### Assigned task
Which lines below hold the word "label"? Report each one.

### Provided records
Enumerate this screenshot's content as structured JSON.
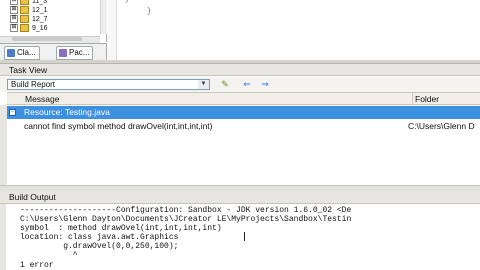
{
  "project_tree": {
    "items": [
      {
        "expander": "⊞",
        "label": "11_3"
      },
      {
        "expander": "⊞",
        "label": "12_1"
      },
      {
        "expander": "⊞",
        "label": "12_7"
      },
      {
        "expander": "⊞",
        "label": "9_16"
      }
    ]
  },
  "left_tabs": [
    {
      "label": "Cla..."
    },
    {
      "label": "Pac..."
    }
  ],
  "editor": {
    "snippet_lines": [
      "}",
      "}"
    ]
  },
  "task_view": {
    "title": "Task View",
    "filter_selected": "Build Report",
    "filter_arrow": "▼",
    "columns": {
      "message": "Message",
      "folder": "Folder"
    },
    "group_row": {
      "toggle": "−",
      "label": "Resource: Testing.java"
    },
    "rows": [
      {
        "message": "cannot find symbol method drawOvel(int,int,int,int)",
        "folder": "C:\\Users\\Glenn D"
      }
    ],
    "toolbar_icons": {
      "edit": "✎",
      "prev": "⇐",
      "next": "⇒"
    }
  },
  "build_output": {
    "title": "Build Output",
    "lines": [
      "--------------------Configuration: Sandbox - JDK version 1.6.0_02 <De",
      "C:\\Users\\Glenn Dayton\\Documents\\JCreator LE\\MyProjects\\Sandbox\\Testin",
      "symbol  : method drawOvel(int,int,int,int)",
      "location: class java.awt.Graphics",
      "         g.drawOvel(0,0,250,100);",
      "           ^",
      "1 error"
    ]
  },
  "colors": {
    "selection": "#3d8fe0",
    "panel": "#e8e6e0"
  }
}
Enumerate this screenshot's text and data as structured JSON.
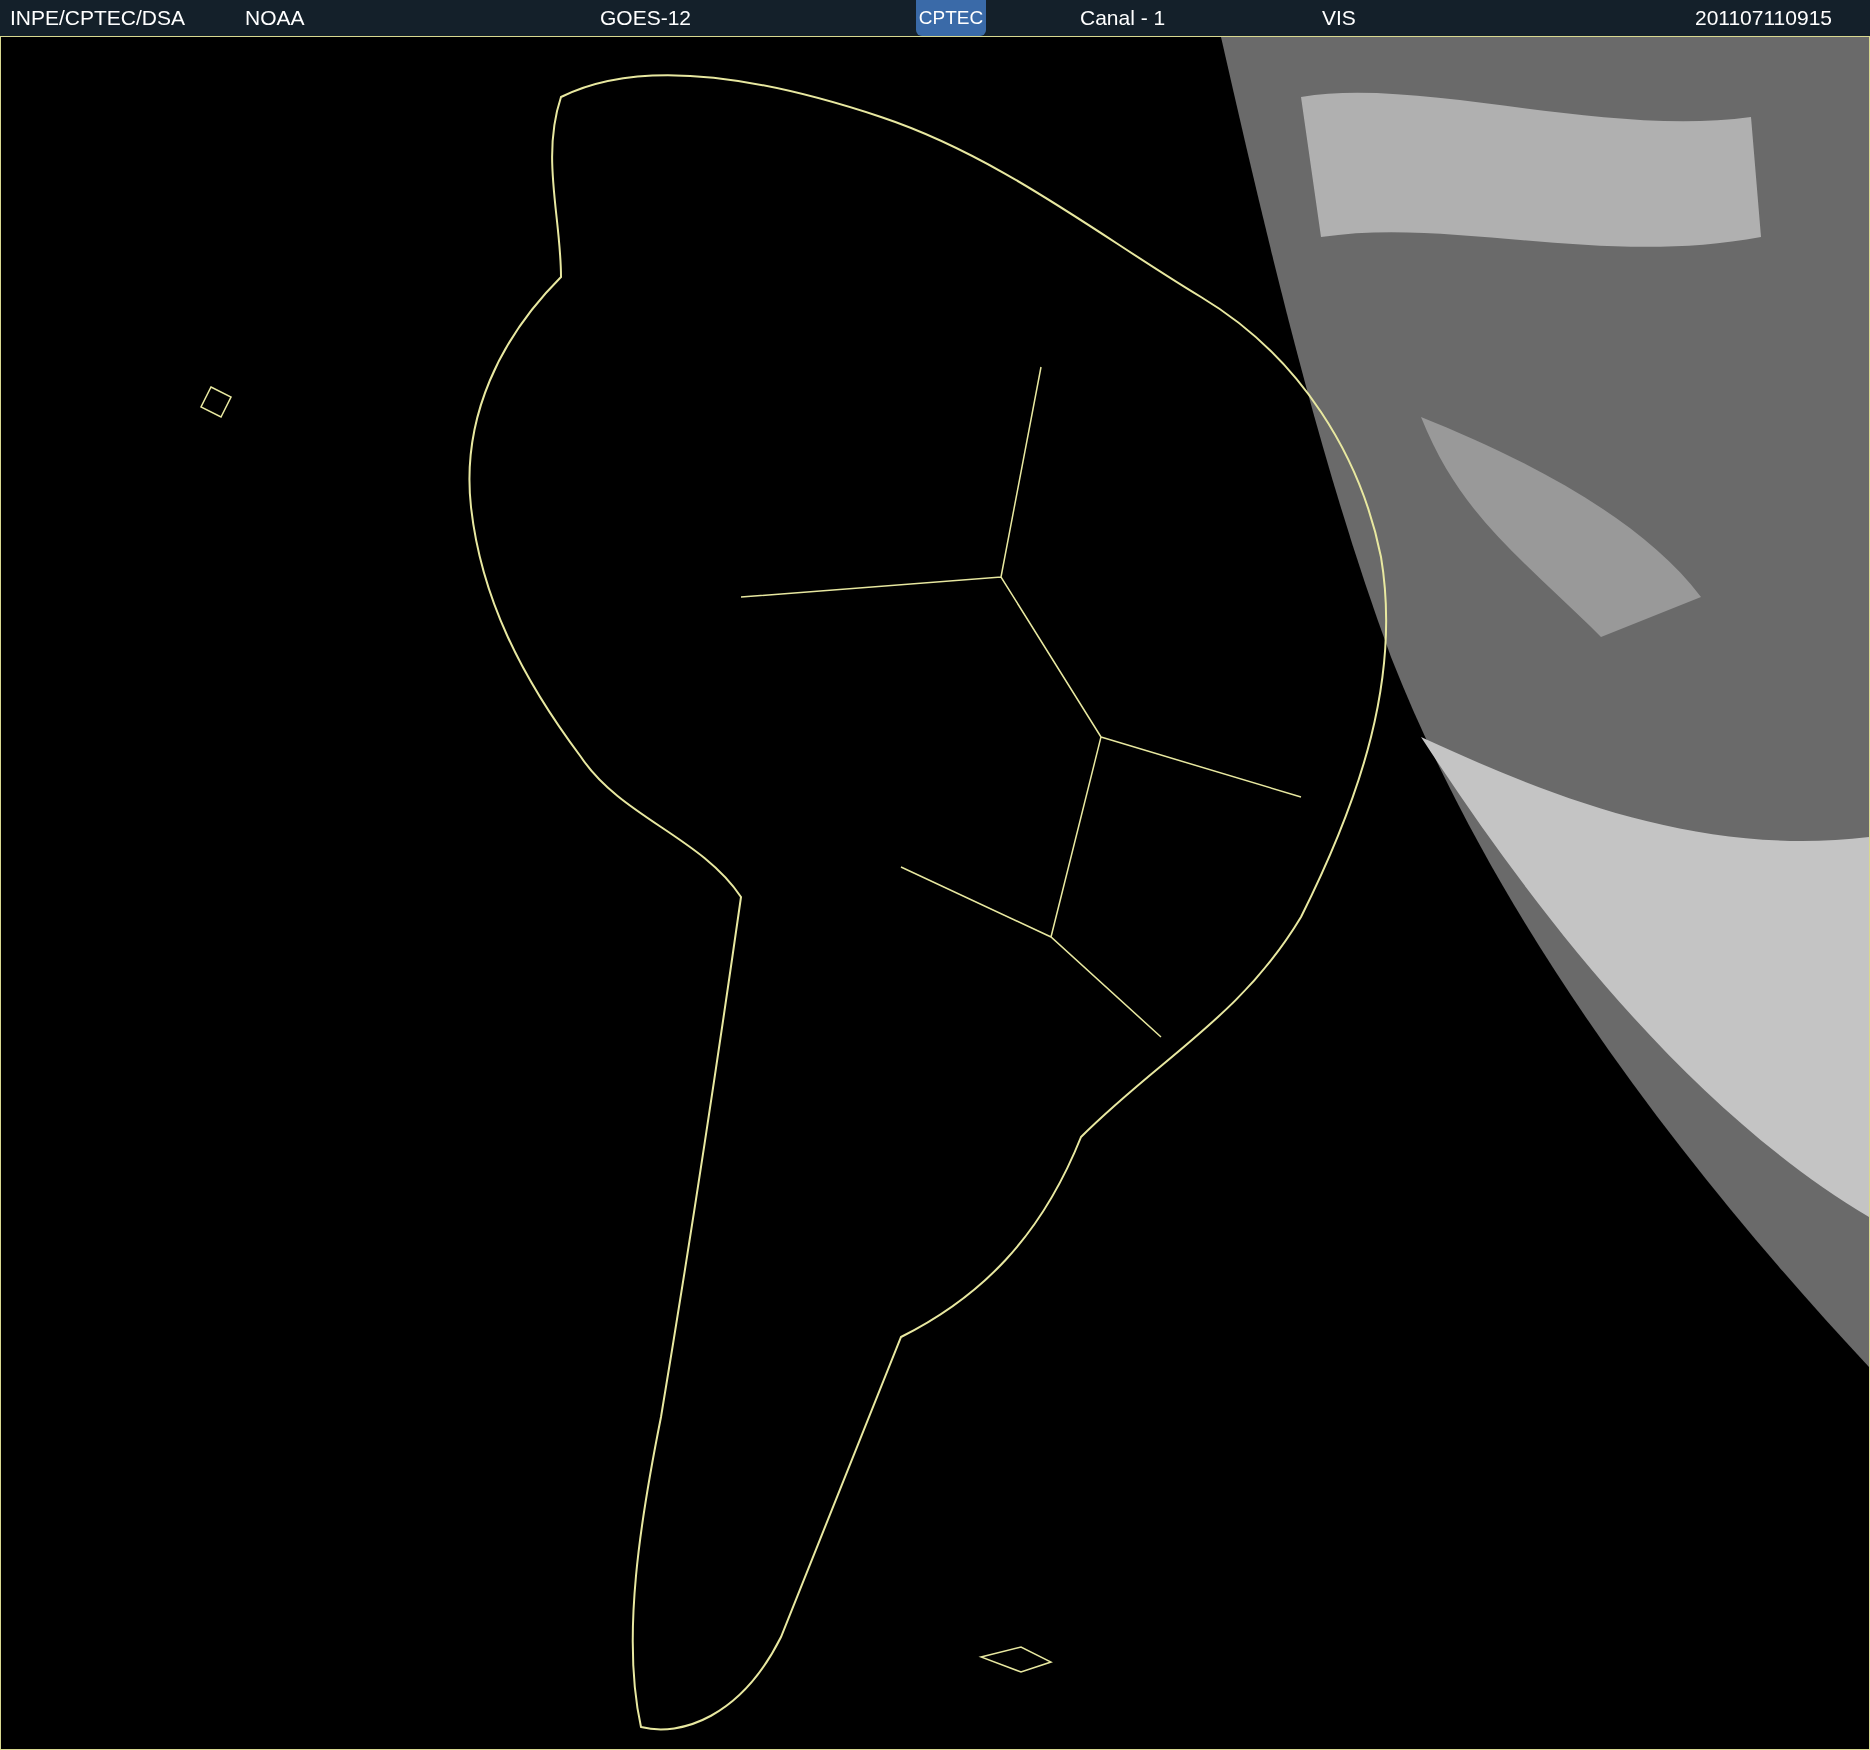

### Response area
        "label": "11_3"
        "label": "12_1"
        "label": "12_7"
        "label": "9_16"
      "label": "Cla..."
      "label": "Pac..."
      "label": "Resource: Testing.java"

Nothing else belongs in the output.